MVT 



If f is differentiable on (a, b) and continuous on [a, b], 


then $ c Î (a, b) ' f '(c) = (f(b) – f(a)) / (b – a). 


In words: There is at least one place where (slope of tangent line) equals (average slope between a and b). Conditions are crucial to know: f differentiable on (a, b) and continuous on [a, b]. 

FTC 



If f is integrable on [a, b] and g is any antiderivative of f, 


then ò_{a}^{b} f(x) dx = g(b) – g(a). 


Equivalent form (sometimes called FTC2): 

Diff. Þ Cont. Þ Integ. 


D Þ C Þ
I 

Definitions 



Derivative = limit of difference quotient = slope of tangent line = instantaneous rate of change. 


A function f is differentiable iff f has local linearity with finite slope. In other words, f is differentiable iff f “looks like a straight but nonvertical line when you zoom in closely enough.” 


Derivative at a point: f ' (c) = lim_{x}_{®c} [ (f(x) – f(c)) / (x – c) ] 


Derivative function: f ' (x) = lim_{h}_{®0} [ (f(x + h) – f(x)) / h ] 


Definite integral: lim_{Dx}_{®0} of Riemann sums = lim_{Dx}_{®0} S f(x_{i}) Dx = ò_{a}^{b} f(x) dx. Notice how, in the limit, the summation (S) is replaced by the stretchy S and the step size (Dx) is replaced by dx. In order for the definite integral to exist, the sufficient condition you are expected to know for the AP exam is that f is continuous on [a, b]. Although this condition can be weakened somewhat while still preserving Riemann integrability, do not worry about that for the AP exam. 


Critical point: f ¢ = 0 or DNE. 


Stationary point (a.k.a. plateau point): f ¢ = 0 but does not change sign. 


Local min.: f ¢ = 0 and is changing from negative to positive. 


Local max.: f ¢ = 0 and is changing from positive to negative. 

WARNING 
Although it is sometimes useful to check f ¢¢
when checking for max. or min., the second deriv.
test is not 100% reliable. 


Inflection point: A point of continuity for f where f ¢¢ changes sign. (Frequently, this is a point where f ¢ has a strict local max. or min.
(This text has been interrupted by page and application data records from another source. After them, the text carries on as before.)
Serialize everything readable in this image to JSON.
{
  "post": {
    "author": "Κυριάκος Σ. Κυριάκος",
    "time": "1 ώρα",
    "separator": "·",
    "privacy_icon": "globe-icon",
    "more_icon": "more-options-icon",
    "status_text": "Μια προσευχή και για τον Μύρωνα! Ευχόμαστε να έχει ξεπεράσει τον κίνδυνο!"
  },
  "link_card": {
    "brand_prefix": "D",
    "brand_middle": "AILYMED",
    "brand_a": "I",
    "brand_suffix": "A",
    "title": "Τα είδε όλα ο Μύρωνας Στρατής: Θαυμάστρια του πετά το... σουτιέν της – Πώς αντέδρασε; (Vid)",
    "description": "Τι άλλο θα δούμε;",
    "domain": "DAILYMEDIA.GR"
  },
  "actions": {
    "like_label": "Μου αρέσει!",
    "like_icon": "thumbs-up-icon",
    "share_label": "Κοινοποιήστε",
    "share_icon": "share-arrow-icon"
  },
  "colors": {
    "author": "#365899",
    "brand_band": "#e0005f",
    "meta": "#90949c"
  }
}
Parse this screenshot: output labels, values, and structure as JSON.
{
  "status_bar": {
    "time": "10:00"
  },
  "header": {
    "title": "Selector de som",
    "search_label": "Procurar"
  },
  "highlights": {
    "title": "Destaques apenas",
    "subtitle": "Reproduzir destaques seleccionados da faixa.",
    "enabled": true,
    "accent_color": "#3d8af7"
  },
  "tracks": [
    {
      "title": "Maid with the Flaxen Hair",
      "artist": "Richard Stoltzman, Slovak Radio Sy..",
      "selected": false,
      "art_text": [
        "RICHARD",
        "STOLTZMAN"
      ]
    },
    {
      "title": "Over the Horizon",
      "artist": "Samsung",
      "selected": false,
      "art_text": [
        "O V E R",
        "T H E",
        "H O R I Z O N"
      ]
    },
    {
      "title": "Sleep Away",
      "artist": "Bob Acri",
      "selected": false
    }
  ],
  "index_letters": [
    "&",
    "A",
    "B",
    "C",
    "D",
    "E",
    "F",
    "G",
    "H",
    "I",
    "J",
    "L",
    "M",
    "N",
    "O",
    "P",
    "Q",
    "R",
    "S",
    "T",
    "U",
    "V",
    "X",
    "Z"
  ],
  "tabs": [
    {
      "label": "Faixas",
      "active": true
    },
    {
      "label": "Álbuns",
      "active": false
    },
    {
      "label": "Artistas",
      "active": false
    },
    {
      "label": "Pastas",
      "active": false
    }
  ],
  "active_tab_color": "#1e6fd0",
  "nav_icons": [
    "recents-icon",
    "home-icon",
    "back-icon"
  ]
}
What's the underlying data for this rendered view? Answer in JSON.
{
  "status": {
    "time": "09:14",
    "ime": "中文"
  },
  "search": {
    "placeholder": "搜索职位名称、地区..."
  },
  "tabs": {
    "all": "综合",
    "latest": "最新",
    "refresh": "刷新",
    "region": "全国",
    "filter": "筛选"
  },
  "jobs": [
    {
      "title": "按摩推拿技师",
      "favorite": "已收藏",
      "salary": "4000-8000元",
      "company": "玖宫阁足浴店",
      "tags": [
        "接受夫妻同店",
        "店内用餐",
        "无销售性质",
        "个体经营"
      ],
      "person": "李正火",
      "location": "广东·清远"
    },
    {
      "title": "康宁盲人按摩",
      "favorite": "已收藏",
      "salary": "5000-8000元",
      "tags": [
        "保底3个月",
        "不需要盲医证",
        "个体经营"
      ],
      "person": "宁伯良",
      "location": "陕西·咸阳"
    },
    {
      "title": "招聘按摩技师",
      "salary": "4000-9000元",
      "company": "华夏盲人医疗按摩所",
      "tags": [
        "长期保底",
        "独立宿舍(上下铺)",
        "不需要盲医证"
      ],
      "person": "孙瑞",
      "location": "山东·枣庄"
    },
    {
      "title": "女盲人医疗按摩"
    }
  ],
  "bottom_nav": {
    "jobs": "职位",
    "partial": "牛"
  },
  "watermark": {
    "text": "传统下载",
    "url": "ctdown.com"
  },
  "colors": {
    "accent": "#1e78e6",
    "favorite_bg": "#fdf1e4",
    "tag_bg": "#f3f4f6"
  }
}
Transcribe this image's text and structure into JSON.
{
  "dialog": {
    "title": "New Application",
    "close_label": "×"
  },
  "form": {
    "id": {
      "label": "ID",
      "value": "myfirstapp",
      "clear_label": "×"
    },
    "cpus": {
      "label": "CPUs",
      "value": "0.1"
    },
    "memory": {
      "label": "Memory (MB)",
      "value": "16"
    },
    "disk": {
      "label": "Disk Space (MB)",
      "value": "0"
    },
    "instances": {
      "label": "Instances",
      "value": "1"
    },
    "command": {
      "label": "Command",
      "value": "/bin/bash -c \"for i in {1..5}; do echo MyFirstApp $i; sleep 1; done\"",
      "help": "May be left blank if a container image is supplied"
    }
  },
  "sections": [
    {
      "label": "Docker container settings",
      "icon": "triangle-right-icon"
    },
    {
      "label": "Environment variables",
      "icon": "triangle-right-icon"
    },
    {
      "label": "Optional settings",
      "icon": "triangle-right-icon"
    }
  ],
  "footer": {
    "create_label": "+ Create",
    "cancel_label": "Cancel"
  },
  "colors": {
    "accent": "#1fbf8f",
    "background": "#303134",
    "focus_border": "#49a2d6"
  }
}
However, that is not necessarily the case; for example, think of the origin, which is an inflection point for the function y = f(x) = x^{1/3} even though f ¢(0) and f ¢¢(0) are undefined.) 

WARNING 
Some students think (wrongly) that “point of inflection” means f ¢¢ = 0. 


Concavity: A synonym for f ¢¢. 







Techniques for Multiple Choice 
Techniques for Free Response 

1. Pace yourself. Keep brainpower in reserve for free response. 
1. If you can’t get part (a), skip it and do the others. Part (a) may be
worth only a point.